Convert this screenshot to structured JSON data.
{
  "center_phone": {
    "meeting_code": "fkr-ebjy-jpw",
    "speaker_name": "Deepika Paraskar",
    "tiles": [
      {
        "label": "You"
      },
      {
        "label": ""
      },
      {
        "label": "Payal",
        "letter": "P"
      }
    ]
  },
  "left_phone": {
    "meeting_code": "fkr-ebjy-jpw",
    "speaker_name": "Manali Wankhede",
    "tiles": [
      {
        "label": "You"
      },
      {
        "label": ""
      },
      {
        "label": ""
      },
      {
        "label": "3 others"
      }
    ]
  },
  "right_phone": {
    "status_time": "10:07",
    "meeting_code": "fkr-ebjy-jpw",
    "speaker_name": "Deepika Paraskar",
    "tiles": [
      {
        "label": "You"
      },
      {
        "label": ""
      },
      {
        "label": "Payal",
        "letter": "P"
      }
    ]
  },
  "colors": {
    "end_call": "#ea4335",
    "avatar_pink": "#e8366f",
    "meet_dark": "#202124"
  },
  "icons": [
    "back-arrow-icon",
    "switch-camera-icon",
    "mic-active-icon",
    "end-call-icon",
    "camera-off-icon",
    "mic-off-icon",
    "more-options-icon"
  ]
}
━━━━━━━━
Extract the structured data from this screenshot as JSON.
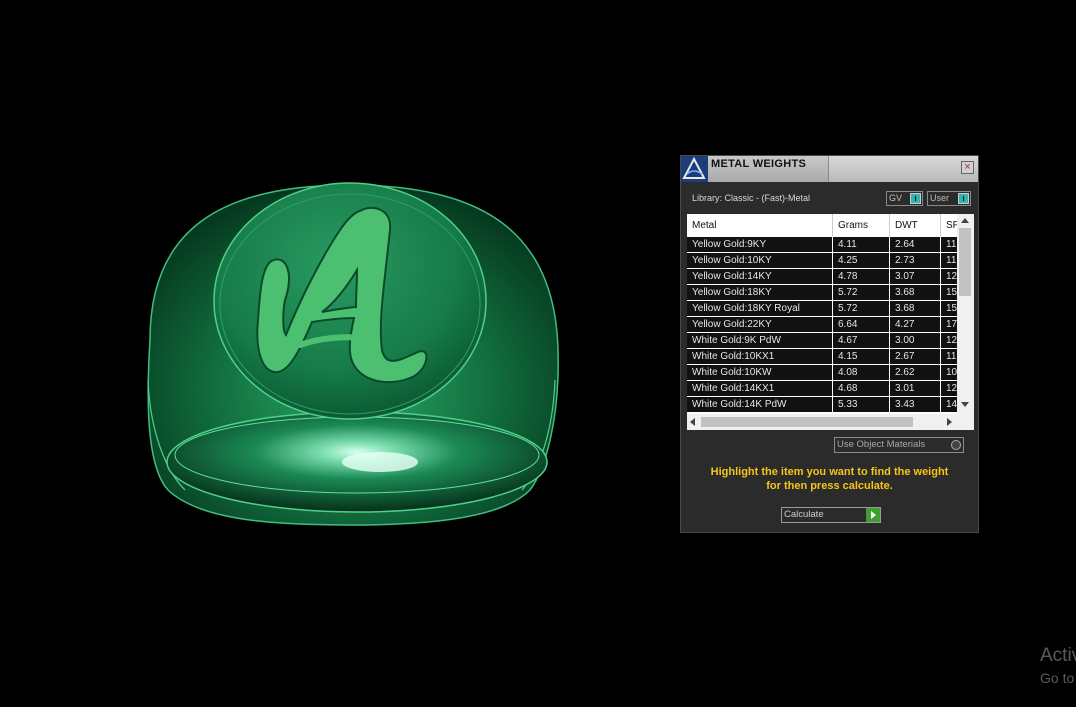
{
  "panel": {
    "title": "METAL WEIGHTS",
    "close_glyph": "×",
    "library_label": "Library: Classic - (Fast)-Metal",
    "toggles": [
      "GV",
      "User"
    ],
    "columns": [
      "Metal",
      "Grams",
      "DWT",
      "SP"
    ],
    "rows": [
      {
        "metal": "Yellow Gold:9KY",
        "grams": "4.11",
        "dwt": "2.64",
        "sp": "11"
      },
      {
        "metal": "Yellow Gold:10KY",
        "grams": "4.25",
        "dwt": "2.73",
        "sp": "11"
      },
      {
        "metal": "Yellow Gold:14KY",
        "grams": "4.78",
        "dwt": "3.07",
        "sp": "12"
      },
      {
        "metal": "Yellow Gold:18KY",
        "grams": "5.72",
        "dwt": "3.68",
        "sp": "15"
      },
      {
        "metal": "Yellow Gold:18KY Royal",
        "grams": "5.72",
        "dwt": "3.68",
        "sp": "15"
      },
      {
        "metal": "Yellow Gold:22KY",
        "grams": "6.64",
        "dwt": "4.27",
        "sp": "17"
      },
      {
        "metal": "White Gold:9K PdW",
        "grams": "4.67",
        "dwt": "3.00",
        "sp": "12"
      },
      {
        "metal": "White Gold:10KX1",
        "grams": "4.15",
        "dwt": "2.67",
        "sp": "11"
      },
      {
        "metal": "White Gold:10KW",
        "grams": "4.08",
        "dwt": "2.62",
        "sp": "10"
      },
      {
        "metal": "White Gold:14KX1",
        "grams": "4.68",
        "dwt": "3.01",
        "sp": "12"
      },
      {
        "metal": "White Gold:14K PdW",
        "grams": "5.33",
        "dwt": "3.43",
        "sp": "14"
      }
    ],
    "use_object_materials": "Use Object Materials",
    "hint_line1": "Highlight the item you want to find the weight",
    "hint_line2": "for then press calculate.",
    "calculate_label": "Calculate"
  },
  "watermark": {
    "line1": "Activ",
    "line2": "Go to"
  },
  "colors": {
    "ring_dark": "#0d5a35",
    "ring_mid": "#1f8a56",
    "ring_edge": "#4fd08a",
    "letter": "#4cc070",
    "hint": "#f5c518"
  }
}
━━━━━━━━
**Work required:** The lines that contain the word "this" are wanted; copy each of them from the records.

**Response box:**
Convert this screenshot to structured JSON data.
Extract the structured data from this screenshot as JSON.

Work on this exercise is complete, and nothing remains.